i) The intention to cause death;
ii) The intention to cause grievous bodily harm;
iii) Where the accused knows that there is a serious risk that death or grievous bodily harm will ensue from his acts, and commits those acts deliberately and without lawful excuse with the intention to expose a potential victim to that risk as the result of those acts.
It does not matter in such circumstances whether the accused desires those consequences to ensue or not in none of these cases does it matter that the act and intention were aimed at a potential victim other than the one succumbed The mere fact that the accused’s conduct is done in the knowledge that grievous harm is likely or highly likely to ensue from his conduct is not by itself enough to convert a homicide into a crime of murder. (See Hyman vs. Director of Public Prosecutions (1975) AC 55”. (emphasis added).
26. In the case of Nzuki vs. Republic (1993) KLR 171, the accused person had dragged the deceased out of the bar and fatally wounded him with a knife. There was no evidence as to their having been any exchange of words between Nzuki and the deceased neither was there any indication as to why Nzuki went into the bar and pulled the deceased straight out and stabbed him. It was rightly observed in that case that the prosecution was not obliged to prove malice but just as the presence of motive can greatly strengthen its case, the absence of it can weaken the case. The Court of Appeal in allowing an appeal and substituting the conviction of murder with manslaughter observed: -
“There was a complete absence of motive and there was absolutely nothing on record from which it can be implied that the appellant had any one of the intentions outlined for malice aforethought when he unlawfully assaulted the deceased with the fatal consequences. Other than observing that the appellant viciously stabbed the deceased and in so doing intended to kill or cause him gracious harm, the trial court did not direct itself that the onus of proof of that necessary intent was throughout on the prosecution and the same had been discharged to its satisfaction in view of the circumstances under which the offence was committed. Having not done so, we are uncertain whether malice aforethought was proved against the appellant beyond any reasonable doubt. In the absence of proof of malice aforethought to the required standard, the appellant’s conviction for the offence of murder is unsustainable. His killing of the deceased amounted only to manslaughter.”
27. In this case there is evidence that the deceased was disturbing other customers in the bar and had previously been restrained from doing so. The accused and his companion had left their table when the deceased roughed them up and went towards the toilet as the accused person followed them. Such prevailing crcumstances cannot be a basis for infering malice. That being the case, I find no evidence of malice aforethought in this case and the third ingredient of murder fails.
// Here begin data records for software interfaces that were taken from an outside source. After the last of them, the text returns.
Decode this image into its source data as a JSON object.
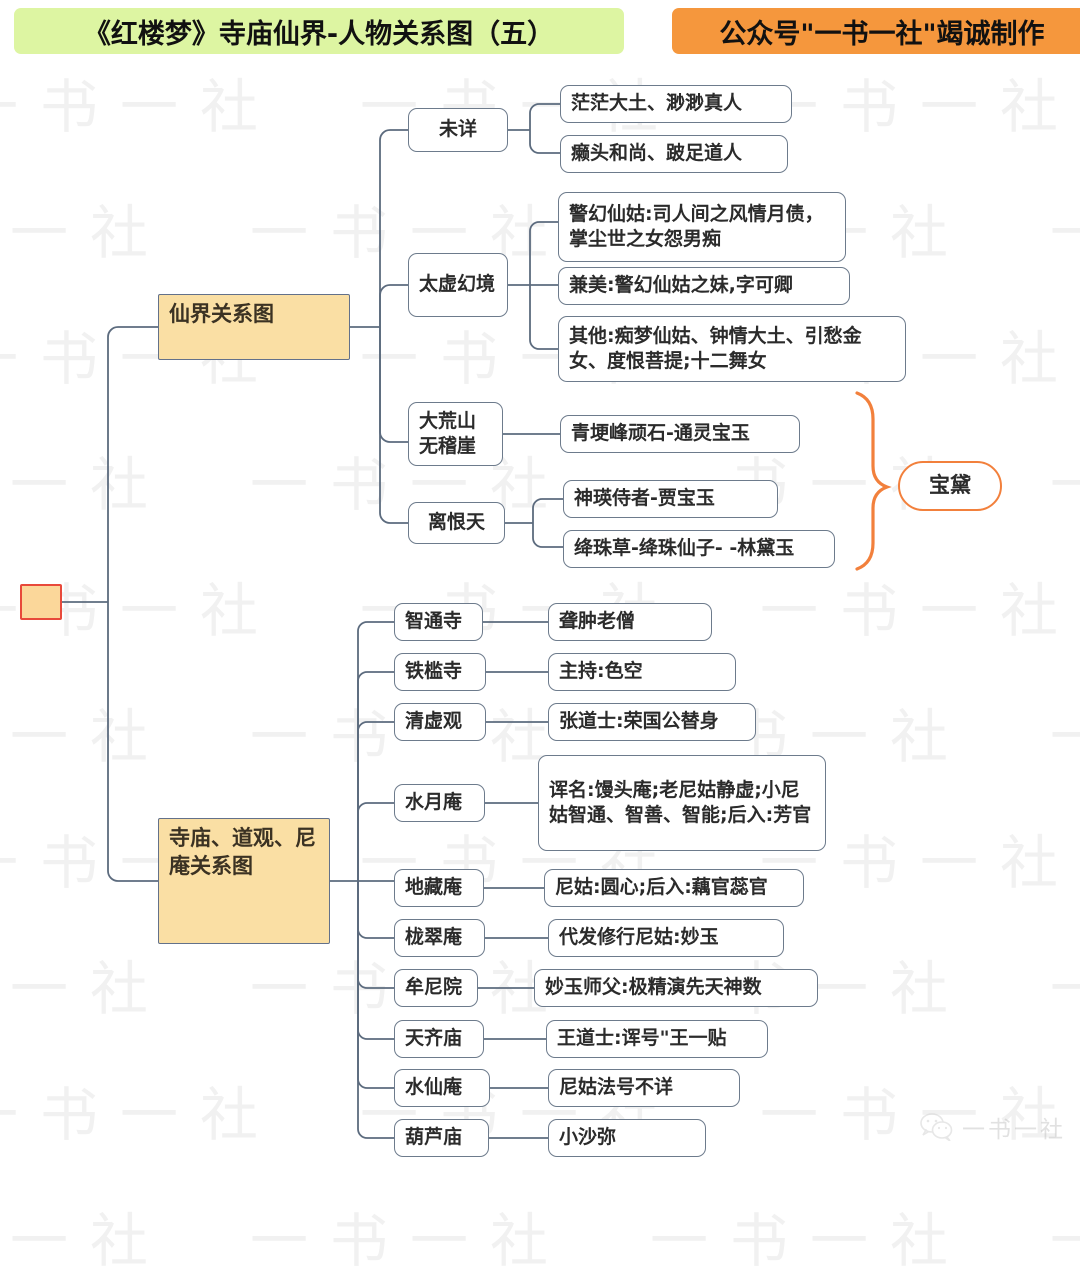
{
  "header": {
    "title": "《红楼梦》寺庙仙界-人物关系图（五）",
    "promo": "公众号\"一书一社\"竭诚制作"
  },
  "watermark": {
    "text": "一书一社",
    "brand_text": "一书一社",
    "icon": "wechat-icon"
  },
  "root": {
    "label": ""
  },
  "branches": [
    {
      "id": "immortal",
      "label": "仙界关系图",
      "children": [
        {
          "label": "未详",
          "items": [
            "茫茫大土、渺渺真人",
            "癞头和尚、跛足道人"
          ]
        },
        {
          "label": "太虚幻境",
          "items": [
            "警幻仙姑:司人间之风情月债，掌尘世之女怨男痴",
            "兼美:警幻仙姑之妹,字可卿",
            "其他:痴梦仙姑、钟情大土、引愁金女、度恨菩提;十二舞女"
          ]
        },
        {
          "label": "大荒山无稽崖",
          "items": [
            "青埂峰顽石-通灵宝玉"
          ]
        },
        {
          "label": "离恨天",
          "items": [
            "神瑛侍者-贾宝玉",
            "绛珠草-绛珠仙子- -林黛玉"
          ]
        }
      ],
      "annotation": {
        "label": "宝黛",
        "brace": "right-curly-brace"
      }
    },
    {
      "id": "temples",
      "label": "寺庙、道观、尼庵关系图",
      "children": [
        {
          "label": "智通寺",
          "items": [
            "聋肿老僧"
          ]
        },
        {
          "label": "铁槛寺",
          "items": [
            "主持:色空"
          ]
        },
        {
          "label": "清虚观",
          "items": [
            "张道士:荣国公替身"
          ]
        },
        {
          "label": "水月庵",
          "items": [
            "诨名:馒头庵;老尼姑静虚;小尼姑智通、智善、智能;后入:芳官"
          ]
        },
        {
          "label": "地藏庵",
          "items": [
            "尼姑:圆心;后入:藕官蕊官"
          ]
        },
        {
          "label": "栊翠庵",
          "items": [
            "代发修行尼姑:妙玉"
          ]
        },
        {
          "label": "牟尼院",
          "items": [
            "妙玉师父:极精演先天神数"
          ]
        },
        {
          "label": "天齐庙",
          "items": [
            "王道士:诨号\"王一贴"
          ]
        },
        {
          "label": "水仙庵",
          "items": [
            "尼姑法号不详"
          ]
        },
        {
          "label": "葫芦庙",
          "items": [
            "小沙弥"
          ]
        }
      ]
    }
  ],
  "colors": {
    "header_title_bg": "#ddf5a2",
    "header_promo_bg": "#f5973d",
    "branch_node_bg": "#fadfa4",
    "root_border": "#e8493a",
    "wire": "#5c6b7e",
    "accent_orange": "#f2803c"
  }
}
28. Afortiori, the foregone analysis does not therefore support a conviction in respect of the information of murder. The accused person is hence found not guilty of the murder of the deceased and he is hereby acquitted. However, the deceased lost his life as a result of the actions of the accused person, but of course without any malice aforethought.
29. In view of the provisions of Section 179(2) of the Criminal Procedure Code, Chapter 75 of the Laws of Kenya and looking at the evidence on record and as analyzed hereinbefore, this Court finds the accused person guilty of the offence of Manslaughter contrary to Section 202 of the Penal Code and he is convicted accordingly.
30. These are the orders of this Court.
DELIVERED, DATED and SIGNED at MIGORI this 10th day of December 2018.
A. C. MRIMA
Judgment delivered in open Court and in the presence of:
Mr. Jura, Counsel for the Accused person.
Mr. Kimanthi, Senior Principal prosecution Counsel instructed by the Office of the Director of Pubic Prosecutions for the State.
Evelyne Nyauke – Court Assistant